For those who visit Bilbao: stay at Melia Hotel, a fabulous modern building at walking distance from the main attractions, with spacious and cozy rooms. Eat at La Ribera, on the other side of Bilbao market, for a great choice of fish and meat dishes, as well as excellent vegetarian options.
In San Sebastian: stay at Hotel Barcelò Costa Vasca, which has an excellent wellness centre. Enjoy pinxtos at Nestor and Ganbara, in the historic quarter of the city. Always look at what the locals eat – they know what’s fresh!
In Vitoria: stay at the lovely and cozy Hotel Silken Ciudad De Vitoria, right off the city centre. Enjoy a great seafood dinner at El Portalon, right behind the main square, in the historic town.
In Laguardia: eat at the excellent Hospedería Los Parades (which also is a lovely hotel) and enjoy the fresh food and the great service.
Things to know about the Basque Country
There are various airports in the Basque Country, though the one with the most connections is that of Bilbao, which is also served by several budget airlines. It’s interesting to note that Bilbao airport was designed by famous Spanish architect Calatrava (the same who designed the Puente de la Mujer in Buenos Aires).
Though every time I visit the Basque Country I am so lucky to enjoy sunny days, one thing to keep in mind is that this is among the rainiest regions of Spain. No matter what time of the year one intends to visit, there will eventually be some rain – the thin, persistent rain that is so typical to have its own name: txirimiri. Packing an umbrella and wearing a rain proof jacket is a must.

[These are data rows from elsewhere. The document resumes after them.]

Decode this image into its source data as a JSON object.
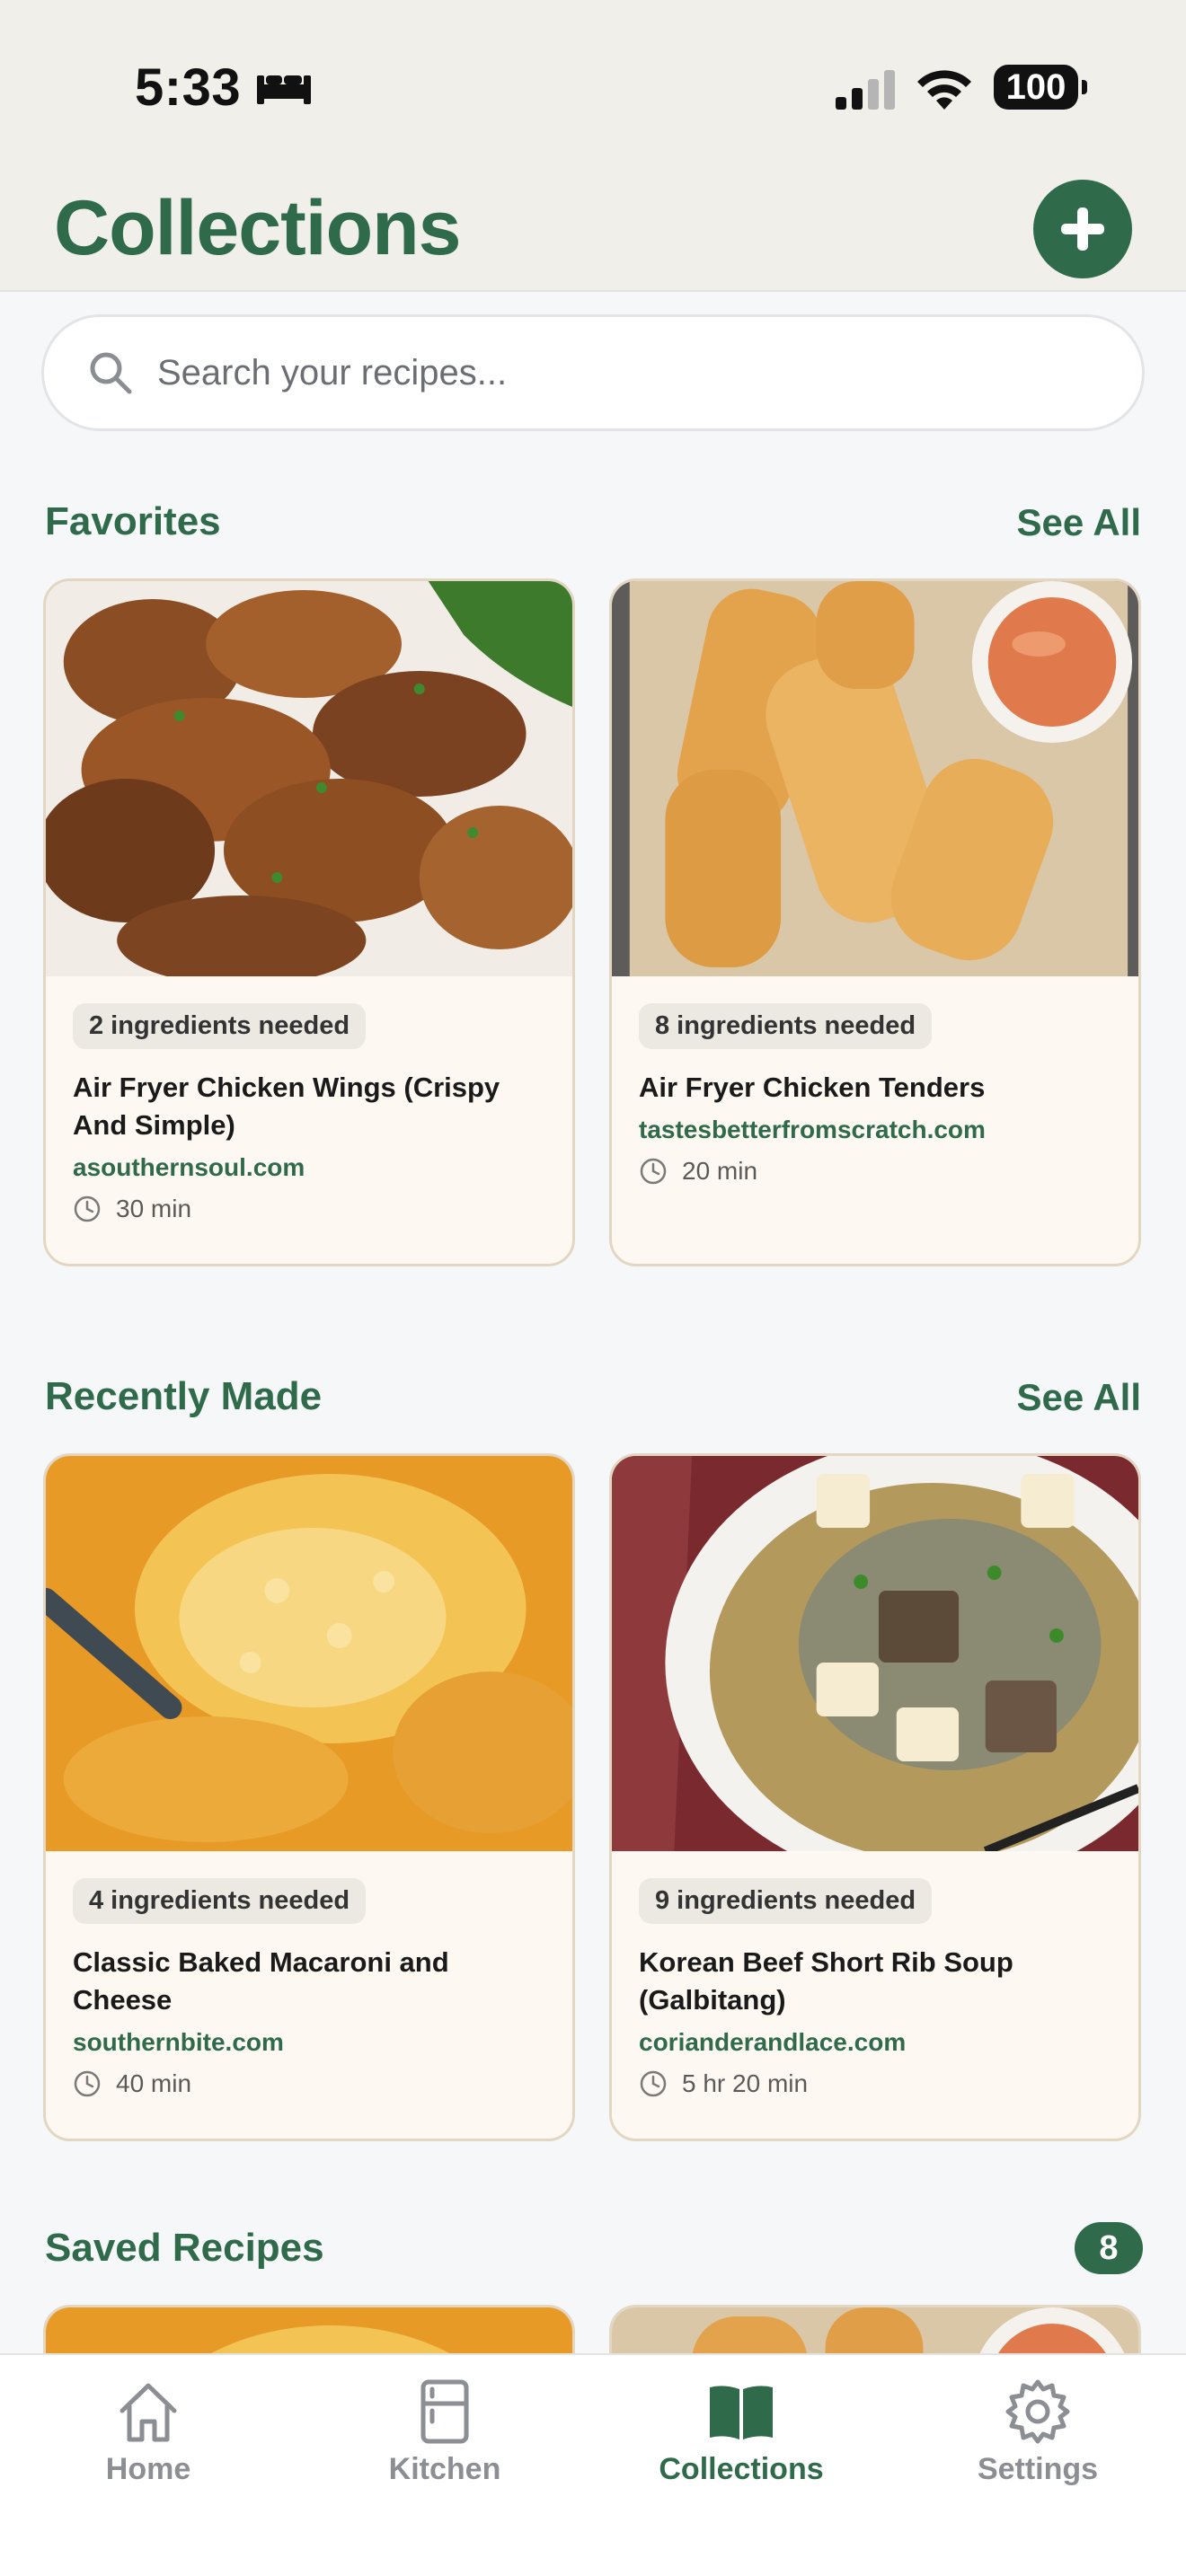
{
  "status": {
    "time": "5:33",
    "battery": "100"
  },
  "header": {
    "title": "Collections"
  },
  "search": {
    "placeholder": "Search your recipes..."
  },
  "sections": {
    "favorites": {
      "title": "Favorites",
      "see_all": "See All",
      "cards": [
        {
          "ingredients": "2 ingredients needed",
          "title": "Air Fryer Chicken Wings (Crispy And Simple)",
          "source": "asouthernsoul.com",
          "time": "30 min"
        },
        {
          "ingredients": "8 ingredients needed",
          "title": "Air Fryer Chicken Tenders",
          "source": "tastesbetterfromscratch.com",
          "time": "20 min"
        }
      ]
    },
    "recent": {
      "title": "Recently Made",
      "see_all": "See All",
      "cards": [
        {
          "ingredients": "4 ingredients needed",
          "title": "Classic Baked Macaroni and Cheese",
          "source": "southernbite.com",
          "time": "40 min"
        },
        {
          "ingredients": "9 ingredients needed",
          "title": "Korean Beef Short Rib Soup (Galbitang)",
          "source": "corianderandlace.com",
          "time": "5 hr 20 min"
        }
      ]
    },
    "saved": {
      "title": "Saved Recipes",
      "count": "8"
    }
  },
  "tabs": [
    {
      "label": "Home",
      "icon": "home-icon"
    },
    {
      "label": "Kitchen",
      "icon": "fridge-icon"
    },
    {
      "label": "Collections",
      "icon": "book-icon",
      "active": true
    },
    {
      "label": "Settings",
      "icon": "gear-icon"
    }
  ],
  "colors": {
    "brand": "#2f6b4a",
    "card_bg": "#fdf8f1",
    "card_border": "#e3d6c2"
  }
}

Though everyone speaks Spanish in the Basque Country, and walking around Bilbao Spanish is the language usually heard, the Basque Country has its own language, Basque (Euskara). As a former human rights lawyer and academic who’s spent a whopping 15 years researching on issues related to minorities and cultural identities, I always appreciate the efforts of people to protect their culture, identity and language, much as it is being done in the Basque Country.
Have you ever been to the Basque Country? What did you like the most about it?
Legal disclaimer: This article is written in partnership with Spain Tourism Board and the local tourism board of The Basque Country, and in cooperation with The Travel Mob as part of the #InGreenSpain campaign. All the views and opinions expressed are my own and based on my personal experience. The views expressed are honest and factual without any bias.